One of the positive things that I can take away from what I'm hearing, the Consumer Bankers Association saying they have enough cash for the next two weeks. So that's the message I think to Congress here, guys, you have a couple of weeks max to come up with more money and for the infrastructure here to get up to speed and get that money out there.

CAMEROTA: Christine, any sense of how this week looks?

ROMANS: Well, the Fed's going to backstop those loans as well. There was some concern that some of these lenders were nervous about having to hold these loans. So the Fed has stepped in here. So that's -- that's important here.

But I think this week is just critical in what is a tragic layoff story here. You have these small businesses literally fighting to survive here just for another week or two, that want to get that that bailout money. And then you have the unemployed who are frustrated and furious that they can't get through to their state unemployment offices. They also know that there's bailout money there and enhance unemployment benefits but they can't get to it.

You know, I'm hearing from people who have been recently laid off who are setting their alarms for the middle of the night so they can try to call the hotline or log into the portal that they need to use because there are just so many people losing their jobs in America that the -- again, the infrastructure can't handle all the demand for relief.

BERMAN: All right, Christine Romans, Julia Chatterley, thank you very much. We're watching this very, very closely.

Also this morning, into the newsroom, we're seeing the first signs -- excuse me -- of progress in the battle against coronavirus.

NEW DAY continues right now.

(BEGIN VIDEO CLIP)

GOV. ANDREW CUOMO (D-NY): Number of deaths are up. The possible flattening of the curve is better than the increases that we have seen.

KAITLAN COLLINS, CNN WHITE HOUSE CORRESPONDENT: When the president was asked about the HHS report, he didn't address any of the substance in it. They interviewed hundreds of hospitals across 46 states.

DONALD TRUMP, PRESIDENT OF THE UNITED STATES: Give me the name of the inspector general.

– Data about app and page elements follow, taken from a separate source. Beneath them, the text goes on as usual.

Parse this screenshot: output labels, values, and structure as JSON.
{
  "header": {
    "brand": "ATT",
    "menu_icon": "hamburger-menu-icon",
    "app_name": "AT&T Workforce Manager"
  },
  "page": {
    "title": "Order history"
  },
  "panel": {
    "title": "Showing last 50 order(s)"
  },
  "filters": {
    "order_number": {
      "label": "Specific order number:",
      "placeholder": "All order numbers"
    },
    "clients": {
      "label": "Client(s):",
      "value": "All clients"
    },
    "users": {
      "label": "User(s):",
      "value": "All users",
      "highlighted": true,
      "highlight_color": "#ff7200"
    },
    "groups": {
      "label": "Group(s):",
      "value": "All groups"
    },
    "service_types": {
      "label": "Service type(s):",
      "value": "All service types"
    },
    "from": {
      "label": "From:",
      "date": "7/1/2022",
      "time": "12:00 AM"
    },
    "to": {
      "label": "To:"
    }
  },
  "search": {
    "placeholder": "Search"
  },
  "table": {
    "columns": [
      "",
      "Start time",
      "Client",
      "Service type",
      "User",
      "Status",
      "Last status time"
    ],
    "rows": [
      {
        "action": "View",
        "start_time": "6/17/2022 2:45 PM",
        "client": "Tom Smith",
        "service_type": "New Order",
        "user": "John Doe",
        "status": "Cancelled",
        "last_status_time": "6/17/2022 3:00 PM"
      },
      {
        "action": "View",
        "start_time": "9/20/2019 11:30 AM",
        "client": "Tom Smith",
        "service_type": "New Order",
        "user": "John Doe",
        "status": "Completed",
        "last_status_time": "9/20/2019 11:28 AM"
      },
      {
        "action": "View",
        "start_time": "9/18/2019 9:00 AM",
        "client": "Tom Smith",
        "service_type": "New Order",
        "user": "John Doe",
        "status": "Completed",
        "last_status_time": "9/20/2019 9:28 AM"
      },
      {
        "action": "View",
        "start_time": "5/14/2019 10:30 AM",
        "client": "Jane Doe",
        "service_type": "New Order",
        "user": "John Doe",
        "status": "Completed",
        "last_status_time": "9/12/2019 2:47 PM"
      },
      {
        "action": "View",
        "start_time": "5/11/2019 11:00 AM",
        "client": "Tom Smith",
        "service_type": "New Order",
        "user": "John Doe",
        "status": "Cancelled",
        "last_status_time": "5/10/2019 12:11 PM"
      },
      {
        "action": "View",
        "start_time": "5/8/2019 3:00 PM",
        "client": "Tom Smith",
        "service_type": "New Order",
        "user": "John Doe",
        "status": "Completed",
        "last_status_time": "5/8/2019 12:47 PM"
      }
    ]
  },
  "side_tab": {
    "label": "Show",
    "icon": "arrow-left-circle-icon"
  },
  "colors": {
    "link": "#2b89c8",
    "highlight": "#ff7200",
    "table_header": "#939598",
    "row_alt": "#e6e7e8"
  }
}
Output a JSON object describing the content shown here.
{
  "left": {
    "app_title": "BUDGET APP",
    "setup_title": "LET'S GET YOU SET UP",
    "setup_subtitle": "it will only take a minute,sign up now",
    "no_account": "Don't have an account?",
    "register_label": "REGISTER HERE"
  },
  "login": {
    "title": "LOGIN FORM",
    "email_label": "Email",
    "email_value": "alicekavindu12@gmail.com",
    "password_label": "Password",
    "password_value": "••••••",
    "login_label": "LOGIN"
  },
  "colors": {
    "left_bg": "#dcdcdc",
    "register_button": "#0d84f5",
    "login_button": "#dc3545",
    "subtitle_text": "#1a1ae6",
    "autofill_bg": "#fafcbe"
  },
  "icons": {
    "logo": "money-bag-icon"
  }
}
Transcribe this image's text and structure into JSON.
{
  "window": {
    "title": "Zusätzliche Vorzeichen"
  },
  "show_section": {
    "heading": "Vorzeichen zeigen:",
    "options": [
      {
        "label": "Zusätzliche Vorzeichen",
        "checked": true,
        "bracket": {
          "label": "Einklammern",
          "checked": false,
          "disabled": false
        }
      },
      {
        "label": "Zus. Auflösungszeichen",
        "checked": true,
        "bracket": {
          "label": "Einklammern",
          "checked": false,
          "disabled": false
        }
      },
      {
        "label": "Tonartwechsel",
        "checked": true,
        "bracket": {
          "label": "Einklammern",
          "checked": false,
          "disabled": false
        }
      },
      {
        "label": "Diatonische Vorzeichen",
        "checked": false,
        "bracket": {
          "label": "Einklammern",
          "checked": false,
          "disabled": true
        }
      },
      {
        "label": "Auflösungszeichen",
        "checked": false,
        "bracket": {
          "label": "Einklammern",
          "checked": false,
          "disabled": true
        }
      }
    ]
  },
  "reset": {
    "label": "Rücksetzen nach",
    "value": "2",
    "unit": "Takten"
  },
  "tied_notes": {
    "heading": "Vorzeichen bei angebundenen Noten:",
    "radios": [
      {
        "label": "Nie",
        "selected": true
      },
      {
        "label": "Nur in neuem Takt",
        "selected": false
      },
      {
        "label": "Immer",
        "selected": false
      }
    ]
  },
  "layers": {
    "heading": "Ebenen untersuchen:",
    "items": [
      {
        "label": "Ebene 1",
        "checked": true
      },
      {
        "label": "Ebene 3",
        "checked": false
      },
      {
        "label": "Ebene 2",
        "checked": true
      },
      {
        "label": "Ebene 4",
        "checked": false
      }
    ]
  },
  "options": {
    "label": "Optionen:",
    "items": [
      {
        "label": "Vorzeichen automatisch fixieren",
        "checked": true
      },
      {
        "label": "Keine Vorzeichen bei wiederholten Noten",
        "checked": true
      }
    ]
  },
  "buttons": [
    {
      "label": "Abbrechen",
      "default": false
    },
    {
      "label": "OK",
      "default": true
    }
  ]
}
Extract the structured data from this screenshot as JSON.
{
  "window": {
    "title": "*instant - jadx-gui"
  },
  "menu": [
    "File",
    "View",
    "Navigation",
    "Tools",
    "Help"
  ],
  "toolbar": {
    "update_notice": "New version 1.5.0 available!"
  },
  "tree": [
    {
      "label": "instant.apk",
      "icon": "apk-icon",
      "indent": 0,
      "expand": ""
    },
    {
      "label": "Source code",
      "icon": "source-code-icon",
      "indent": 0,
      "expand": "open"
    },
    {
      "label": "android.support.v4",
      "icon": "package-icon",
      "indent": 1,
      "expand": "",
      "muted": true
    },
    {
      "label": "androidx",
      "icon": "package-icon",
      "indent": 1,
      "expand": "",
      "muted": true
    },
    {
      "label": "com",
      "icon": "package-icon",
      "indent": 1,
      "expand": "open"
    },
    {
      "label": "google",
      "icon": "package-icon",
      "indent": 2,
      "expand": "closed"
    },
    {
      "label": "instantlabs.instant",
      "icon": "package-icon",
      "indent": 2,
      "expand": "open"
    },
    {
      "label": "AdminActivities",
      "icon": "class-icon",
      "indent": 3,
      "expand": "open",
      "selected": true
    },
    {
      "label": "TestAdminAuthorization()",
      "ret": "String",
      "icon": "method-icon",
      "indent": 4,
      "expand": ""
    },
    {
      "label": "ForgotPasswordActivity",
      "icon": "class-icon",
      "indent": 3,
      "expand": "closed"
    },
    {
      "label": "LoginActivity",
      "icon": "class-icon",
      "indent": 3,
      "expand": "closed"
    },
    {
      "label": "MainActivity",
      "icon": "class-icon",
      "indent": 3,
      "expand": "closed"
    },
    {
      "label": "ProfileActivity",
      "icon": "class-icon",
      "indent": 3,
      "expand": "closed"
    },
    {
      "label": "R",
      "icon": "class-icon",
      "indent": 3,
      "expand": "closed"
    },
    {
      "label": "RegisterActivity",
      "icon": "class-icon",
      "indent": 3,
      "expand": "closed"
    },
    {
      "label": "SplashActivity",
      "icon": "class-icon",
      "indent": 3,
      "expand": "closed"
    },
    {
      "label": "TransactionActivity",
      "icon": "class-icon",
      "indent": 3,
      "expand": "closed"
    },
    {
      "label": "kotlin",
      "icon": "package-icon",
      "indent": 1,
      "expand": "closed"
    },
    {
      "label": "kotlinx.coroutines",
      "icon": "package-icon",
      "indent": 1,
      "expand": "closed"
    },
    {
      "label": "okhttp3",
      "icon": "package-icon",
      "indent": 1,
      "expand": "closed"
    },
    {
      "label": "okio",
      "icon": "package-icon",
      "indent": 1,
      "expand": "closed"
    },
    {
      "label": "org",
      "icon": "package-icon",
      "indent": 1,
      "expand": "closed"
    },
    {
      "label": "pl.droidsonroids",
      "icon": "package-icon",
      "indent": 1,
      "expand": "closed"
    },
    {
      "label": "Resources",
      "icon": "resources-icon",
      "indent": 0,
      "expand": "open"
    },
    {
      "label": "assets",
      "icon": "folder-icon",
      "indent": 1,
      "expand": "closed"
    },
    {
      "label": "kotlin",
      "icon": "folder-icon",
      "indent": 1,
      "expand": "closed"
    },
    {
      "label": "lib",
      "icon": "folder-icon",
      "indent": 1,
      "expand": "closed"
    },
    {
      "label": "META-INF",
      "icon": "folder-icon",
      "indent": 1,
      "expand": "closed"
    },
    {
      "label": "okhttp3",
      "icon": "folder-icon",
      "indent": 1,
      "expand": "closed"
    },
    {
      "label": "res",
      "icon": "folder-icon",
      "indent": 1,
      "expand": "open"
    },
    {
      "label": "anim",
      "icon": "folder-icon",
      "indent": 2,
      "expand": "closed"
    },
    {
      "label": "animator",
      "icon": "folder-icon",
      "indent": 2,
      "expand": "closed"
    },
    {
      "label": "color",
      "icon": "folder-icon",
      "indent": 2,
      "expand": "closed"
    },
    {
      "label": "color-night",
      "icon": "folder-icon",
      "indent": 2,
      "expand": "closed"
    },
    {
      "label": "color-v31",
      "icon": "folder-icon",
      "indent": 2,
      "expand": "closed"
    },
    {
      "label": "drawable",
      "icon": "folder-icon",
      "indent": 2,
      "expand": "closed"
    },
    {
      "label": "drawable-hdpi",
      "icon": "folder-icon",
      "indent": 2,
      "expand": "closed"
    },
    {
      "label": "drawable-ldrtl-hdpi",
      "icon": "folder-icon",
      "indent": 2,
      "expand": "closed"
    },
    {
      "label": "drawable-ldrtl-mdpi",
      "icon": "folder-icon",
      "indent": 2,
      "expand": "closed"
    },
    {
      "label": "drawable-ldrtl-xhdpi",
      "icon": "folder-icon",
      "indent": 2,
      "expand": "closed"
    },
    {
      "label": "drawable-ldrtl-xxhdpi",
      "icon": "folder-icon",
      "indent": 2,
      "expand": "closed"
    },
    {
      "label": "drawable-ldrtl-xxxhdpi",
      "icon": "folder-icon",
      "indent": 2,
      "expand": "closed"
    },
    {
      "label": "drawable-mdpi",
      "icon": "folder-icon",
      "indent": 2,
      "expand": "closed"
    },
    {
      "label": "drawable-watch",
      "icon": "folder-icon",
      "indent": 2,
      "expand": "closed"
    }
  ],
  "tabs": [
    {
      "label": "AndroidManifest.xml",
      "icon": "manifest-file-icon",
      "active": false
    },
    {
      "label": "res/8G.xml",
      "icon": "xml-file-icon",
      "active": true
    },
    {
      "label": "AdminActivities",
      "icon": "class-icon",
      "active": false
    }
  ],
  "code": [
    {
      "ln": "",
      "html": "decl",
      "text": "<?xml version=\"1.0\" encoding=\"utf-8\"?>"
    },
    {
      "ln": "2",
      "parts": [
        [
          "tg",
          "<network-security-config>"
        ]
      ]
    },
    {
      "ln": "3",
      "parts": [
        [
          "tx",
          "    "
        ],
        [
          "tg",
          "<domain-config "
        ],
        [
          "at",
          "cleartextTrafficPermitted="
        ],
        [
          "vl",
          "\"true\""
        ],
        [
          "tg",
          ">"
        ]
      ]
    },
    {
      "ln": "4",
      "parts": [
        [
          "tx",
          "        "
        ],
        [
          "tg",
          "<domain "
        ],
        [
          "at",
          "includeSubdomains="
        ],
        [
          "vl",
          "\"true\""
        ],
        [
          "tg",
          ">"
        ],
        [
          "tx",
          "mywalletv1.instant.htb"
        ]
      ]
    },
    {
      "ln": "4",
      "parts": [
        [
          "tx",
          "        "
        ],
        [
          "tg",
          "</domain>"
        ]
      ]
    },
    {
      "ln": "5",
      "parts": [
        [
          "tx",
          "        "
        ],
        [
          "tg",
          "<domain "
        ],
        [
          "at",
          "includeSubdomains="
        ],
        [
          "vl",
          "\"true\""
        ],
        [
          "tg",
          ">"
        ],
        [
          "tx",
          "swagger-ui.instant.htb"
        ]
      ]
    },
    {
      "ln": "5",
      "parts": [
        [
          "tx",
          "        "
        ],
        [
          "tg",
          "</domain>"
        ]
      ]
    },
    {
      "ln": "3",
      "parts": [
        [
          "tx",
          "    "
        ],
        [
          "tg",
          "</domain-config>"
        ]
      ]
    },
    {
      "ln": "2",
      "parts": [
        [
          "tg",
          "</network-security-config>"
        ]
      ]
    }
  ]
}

Could politics be entered into that?

UNIDENTIFIED MALE: There's no basis for the suggestion that all of these reports, all these interviews are somehow the product of political bias.

UNIDENTIFIED MALE: He was taken into the ICU early Monday evening.

They say that he was taken in case he needed to be put on a ventilator.

UNIDENTIFIED MALE: The prime minister is in safe hands with a brilliant team.

(END VIDEO CLIP)

ANNOUNCER: This is NEW DAY with Alisyn Camerota and John Berman.

CAMEROTA: We want to welcome our viewers in the United States and all around the world. This is NEW DAY.

We may, may be seeing the first signs of progress in the battle against coronavirus. New York Governor Andrew Cuomo says the numbers show his state may be flattening the curve. Governors in neighboring New Jersey and Connecticut are reporting similar trends. As you can see on your screen, the death rate goes up a little bit in some of the states, like New Jersey, but it appears it could be leveling off.

[07:00:07]

These could be signs that social distancing is working.

END